ENOSBURGH — It’s been some time since the Messenger caught up with the Enosburgh Initiative, but that doesn’t mean this band of volunteers is slowing down.
A relatively small group of Initiative stalwarts gathered in the backroom of the Enosburgh Public Library Thursday after the SE Group presented a redesigned recreation field, as the Messenger reported in Saturday’s edition.
The subsequent Initiative meeting involved less than a dozen people, gathered around a small table beside an old popcorn machine.
But their conversation had the Initiative’s characteristic diversity. Topics ranged from restoring the Lincoln Park doughboy to developing a property maintenance ordinance in the village to a sudden rush of new business and advertising opportunities.
Jim Cameron, the Initiative’s de facto moderator, pointed out that the village’s Depot Street is flourishing.
The Animal Doctor moves from Water Tower Road to open its new Depot Street offices on Dec. 1. Volunteers praised the building’s rejuvenated look — not far from a new flower shop opening soon, not to mention, diagonally across the intersection of Depot and Main streets, 242 Texas BBQ.
The Messenger profiled the barbecue biz, which moved from a small roadside stand in Montgomery to Main Street, in last weekend’s edition. Volunteers noted at this Initiative meeting the restaurant opened to such a crowd its first customers found themselves in standing room only.
When it comes to advertising Enosburgh, Cameron highlighted Adelle Brunstad, who sat across the table from him, as a sort of local secret weapon.
He told the group Brunstad’s recently published an article about Enosburgh in Vermont Business Magazine, giving the moving-and-shaking community statewide publicity.
And Cameron said he and Brunstad plan to meet with the magazine’s editor to plan additional articles about the community, including a spring ad in the paper to draw tourists.
Brunstad’s found herself in a position Cameron called the Initiative’s first administrative assistant.
“Great,” Ward Heneveld quipped. “She has a job with a non-existent organization.”
That got a lot of laughs, including from Cameron and Brunstad.
Existent organizations are helping Initiative volunteers replace the fencing around the “doughboy” soldier statue in Lincoln Park, namely the American Legion, the Village of Enosburg Falls and the Enosburg Business Association. Cameron said the new fencing will match that of the cemetery across the street, creating design uniformity and just generally looking better than the current fence.
Cameron said those groups are also working to get the statue appraised for repairs.
He stopped the updates for a moment to praise Gary Denton, the village’s public works director. Cameron said Denton’s been really encouraging throughout the fence replacement effort.
Along the same lines, Shawna Lovelette observed she “feel[s] like the trustees are really rocking it lately.”
Lovelette and several others in the room elaborated on the thought. They said the village board of trustees has seemed uniquely supportive whenever Initiative volunteers have raised issues or sought support at the board’s recent meetings.
That includes meetings on a proposed property maintenance ordinance, which the Messenger will cover in a future edition.
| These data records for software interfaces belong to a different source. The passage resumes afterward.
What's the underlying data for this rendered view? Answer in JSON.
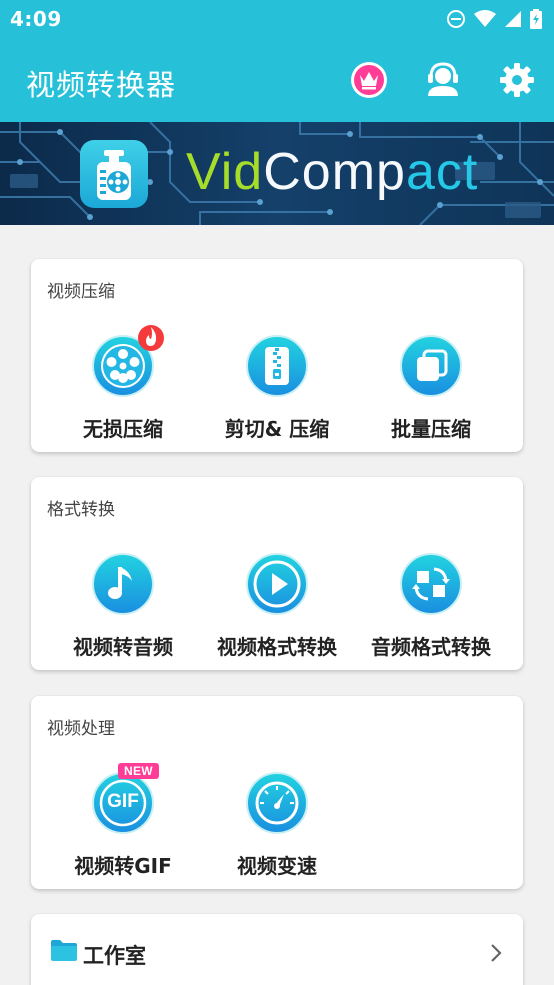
{
  "status_bar": {
    "time": "4:09"
  },
  "toolbar": {
    "title": "视频转换器",
    "vip_icon": "crown-icon",
    "support_icon": "headset-icon",
    "settings_icon": "gear-icon"
  },
  "banner": {
    "logo_part1": "Vid",
    "logo_part2": "Comp",
    "logo_part3": "act"
  },
  "sections": [
    {
      "title": "视频压缩",
      "items": [
        {
          "label": "无损压缩",
          "icon": "film-reel-icon",
          "badge": "hot"
        },
        {
          "label": "剪切& 压缩",
          "icon": "zip-icon"
        },
        {
          "label": "批量压缩",
          "icon": "stack-icon"
        }
      ]
    },
    {
      "title": "格式转换",
      "items": [
        {
          "label": "视频转音频",
          "icon": "music-note-icon"
        },
        {
          "label": "视频格式转换",
          "icon": "play-icon"
        },
        {
          "label": "音频格式转换",
          "icon": "convert-icon"
        }
      ]
    },
    {
      "title": "视频处理",
      "items": [
        {
          "label": "视频转GIF",
          "icon": "gif-icon",
          "badge": "NEW",
          "icon_text": "GIF"
        },
        {
          "label": "视频变速",
          "icon": "speedometer-icon"
        }
      ]
    }
  ],
  "studio": {
    "label": "工作室"
  },
  "colors": {
    "primary": "#26c1d9",
    "accent_pink": "#ff3c96",
    "icon_top": "#22cfe0",
    "icon_bottom": "#1a90e0"
  }
}
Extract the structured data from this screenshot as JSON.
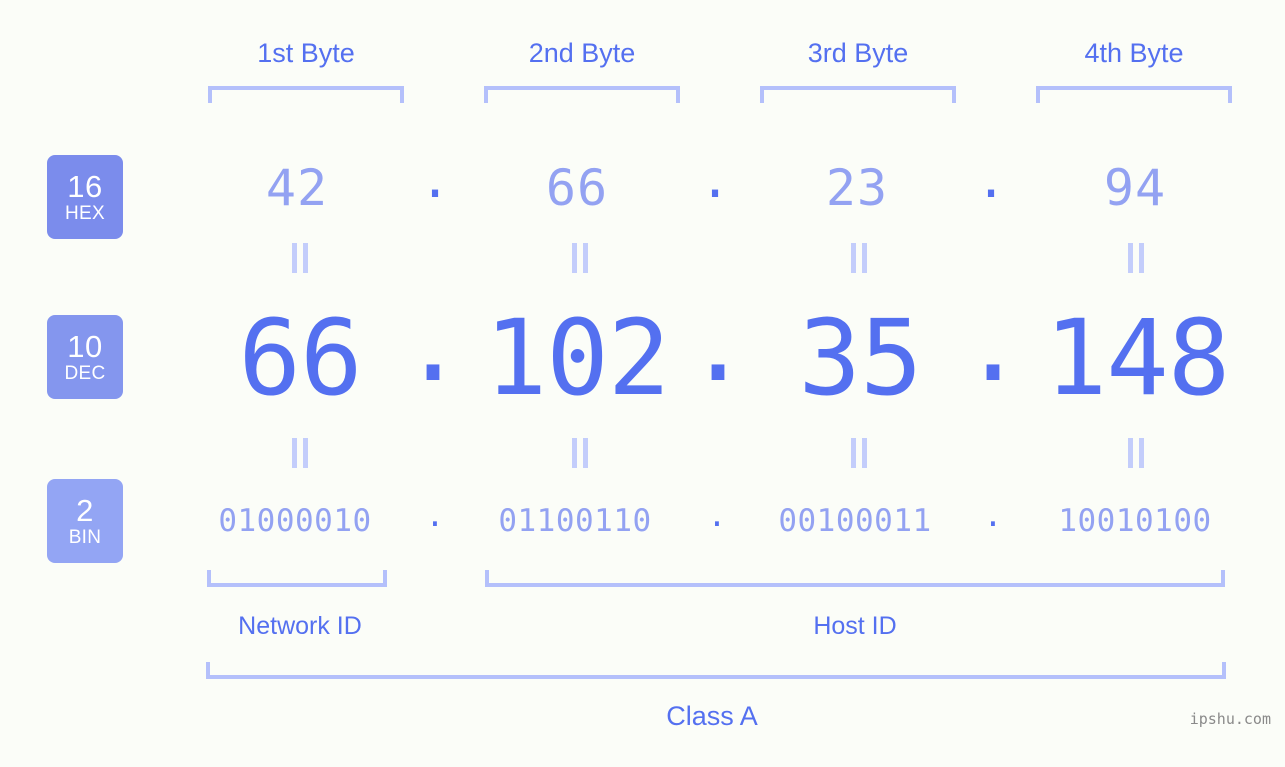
{
  "meta": {
    "watermark": "ipshu.com",
    "background_color": "#fbfdf8",
    "accent_color": "#5470f0",
    "muted_accent_color": "#93a2f2",
    "bracket_color": "#b4c0fb"
  },
  "byte_headers": [
    {
      "label": "1st Byte"
    },
    {
      "label": "2nd Byte"
    },
    {
      "label": "3rd Byte"
    },
    {
      "label": "4th Byte"
    }
  ],
  "bases": [
    {
      "number": "16",
      "system": "HEX",
      "color": "#7b8cec"
    },
    {
      "number": "10",
      "system": "DEC",
      "color": "#8496ee"
    },
    {
      "number": "2",
      "system": "BIN",
      "color": "#93a5f4"
    }
  ],
  "separators": {
    "dot": ".",
    "equals_symbol": "="
  },
  "rows": {
    "hex": {
      "base_number": "16",
      "base_system": "HEX",
      "values": [
        "42",
        "66",
        "23",
        "94"
      ]
    },
    "dec": {
      "base_number": "10",
      "base_system": "DEC",
      "values": [
        "66",
        "102",
        "35",
        "148"
      ]
    },
    "bin": {
      "base_number": "2",
      "base_system": "BIN",
      "values": [
        "01000010",
        "01100110",
        "00100011",
        "10010100"
      ]
    }
  },
  "segments": {
    "network_id": "Network ID",
    "host_id": "Host ID",
    "ip_class": "Class A"
  },
  "address": {
    "decimal": "66.102.35.148",
    "hexadecimal": "42.66.23.94",
    "binary": "01000010.01100110.00100011.10010100"
  }
}
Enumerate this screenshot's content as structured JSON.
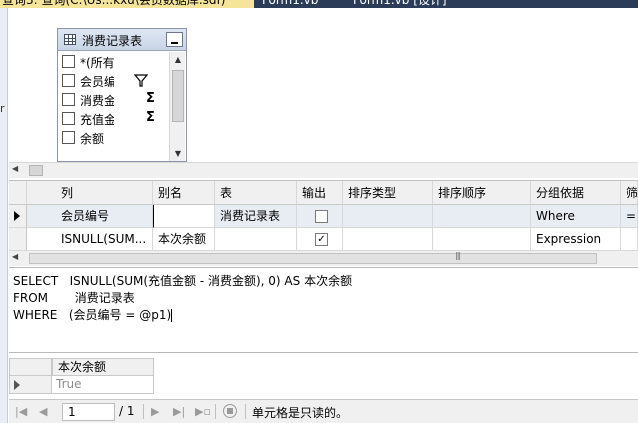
{
  "tabs": [
    {
      "label": "查询3: 查询(C:\\Us...kxu\\会员数据库.sdf)",
      "active": true
    },
    {
      "label": "Form1.vb",
      "active": false
    },
    {
      "label": "Form1.vb [设计]",
      "active": false
    }
  ],
  "diagram": {
    "table_title": "消费记录表",
    "columns": [
      {
        "label": "*(所有",
        "checked": false,
        "indicator": ""
      },
      {
        "label": "会员编",
        "checked": false,
        "indicator": "filter"
      },
      {
        "label": "消费金",
        "checked": false,
        "indicator": "Σ"
      },
      {
        "label": "充值金",
        "checked": false,
        "indicator": "Σ"
      },
      {
        "label": "余额",
        "checked": false,
        "indicator": ""
      }
    ]
  },
  "criteria": {
    "headers": [
      "列",
      "别名",
      "表",
      "输出",
      "排序类型",
      "排序顺序",
      "分组依据",
      "筛"
    ],
    "rows": [
      {
        "column": "会员编号",
        "alias": "",
        "table": "消费记录表",
        "output": false,
        "sort_type": "",
        "sort_order": "",
        "group_by": "Where",
        "filter": "="
      },
      {
        "column": "ISNULL(SUM...",
        "alias": "本次余额",
        "table": "",
        "output": true,
        "sort_type": "",
        "sort_order": "",
        "group_by": "Expression",
        "filter": ""
      }
    ]
  },
  "sql": {
    "line1": "SELECT   ISNULL(SUM(充值金额 - 消费金额), 0) AS 本次余额",
    "line2": "FROM       消费记录表",
    "line3": "WHERE   (会员编号 = @p1)"
  },
  "results": {
    "header": "本次余额",
    "value": "True"
  },
  "navigator": {
    "current_record": "1",
    "total": "/ 1",
    "status": "单元格是只读的。"
  }
}
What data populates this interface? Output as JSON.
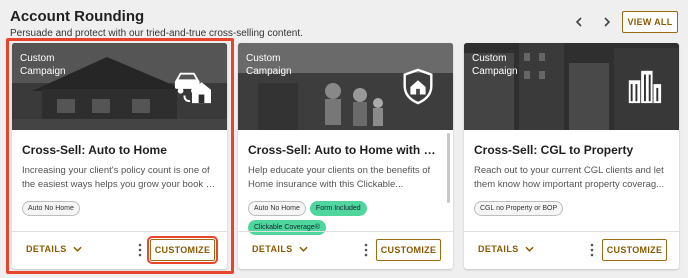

Matt Mulheron, St. Albans City’s public health and safety officer, described the city’s property maintenance ordinances to the village board on Nov. 12, after the board discussed developing a similar ordinance in the village to keep properties maintained — i.e. no couches on porches, no overgrown lawns.
Cameron brought the village’s lack of any such ordinance to the trustees’ attention in October, and asked if he could invite Mulheron to explain what St. Albans City has done with similar issues. The board supported that idea and heard Mulheron out at its last meeting.
Which wasn’t just potentially good for the village, but also for Cameron’s stress levels.
“I got a bug up my buns about ordinances,” he told the Initiative at Thursday’s meeting.
But there seemed to be too much good news for anyone to stay bugged.
One whopping piece of good news is the possibility that the Preservation Trust of Vermont, the statewide profit dedicated to protecting communities’ architecture, may well hold its next quarterly meeting in Enosburg Falls.
That’s a big deal because these sizable meetings attract an equally sizable population of municipal and state officials and influential community members from across Vermont.
Cameron said Enosburgh’s community development got a hearty round of applause when he described it to attendees at the Preservation Trust’s most recent quarterly meeting. He said attendees seemed thrilled by all the activity here in the town and village.
“And a year from now,” Lovelette said, when the Preservation Trust meets again, “imagine where we’ll be.”